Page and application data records

>>>

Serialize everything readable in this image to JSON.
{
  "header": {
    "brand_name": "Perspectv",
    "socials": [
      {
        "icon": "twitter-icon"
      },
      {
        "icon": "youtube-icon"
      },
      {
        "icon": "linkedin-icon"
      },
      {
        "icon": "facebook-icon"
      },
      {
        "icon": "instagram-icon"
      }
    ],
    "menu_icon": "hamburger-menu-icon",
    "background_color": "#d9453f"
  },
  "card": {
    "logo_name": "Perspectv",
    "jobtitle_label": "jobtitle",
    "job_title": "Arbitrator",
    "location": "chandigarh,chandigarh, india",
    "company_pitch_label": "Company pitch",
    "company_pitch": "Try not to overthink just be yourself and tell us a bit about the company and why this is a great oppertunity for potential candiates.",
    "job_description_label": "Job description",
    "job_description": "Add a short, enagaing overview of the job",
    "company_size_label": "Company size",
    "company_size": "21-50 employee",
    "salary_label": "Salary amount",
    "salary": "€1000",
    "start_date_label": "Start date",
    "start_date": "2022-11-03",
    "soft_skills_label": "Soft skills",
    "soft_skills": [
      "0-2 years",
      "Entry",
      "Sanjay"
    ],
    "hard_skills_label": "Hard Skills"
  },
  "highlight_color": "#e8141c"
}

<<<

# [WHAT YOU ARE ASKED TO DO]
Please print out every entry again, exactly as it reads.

# [EXERCISE ANSWER]
Serialize everything readable in this image to JSON.
{
  "header": {
    "brand_name": "Perspectv",
    "socials": [
      {
        "icon": "twitter-icon"
      },
      {
        "icon": "youtube-icon"
      },
      {
        "icon": "linkedin-icon"
      },
      {
        "icon": "facebook-icon"
      },
      {
        "icon": "instagram-icon"
      }
    ],
    "menu_icon": "hamburger-menu-icon",
    "background_color": "#d9453f"
  },
  "card": {
    "logo_name": "Perspectv",
    "jobtitle_label": "jobtitle",
    "job_title": "Arbitrator",
    "location": "chandigarh,chandigarh, india",
    "company_pitch_label": "Company pitch",
    "company_pitch": "Try not to overthink just be yourself and tell us a bit about the company and why this is a great oppertunity for potential candiates.",
    "job_description_label": "Job description",
    "job_description": "Add a short, enagaing overview of the job",
    "company_size_label": "Company size",
    "company_size": "21-50 employee",
    "salary_label": "Salary amount",
    "salary": "€1000",
    "start_date_label": "Start date",
    "start_date": "2022-11-03",
    "soft_skills_label": "Soft skills",
    "soft_skills": [
      "0-2 years",
      "Entry",
      "Sanjay"
    ],
    "hard_skills_label": "Hard Skills"
  },
  "highlight_color": "#e8141c"
}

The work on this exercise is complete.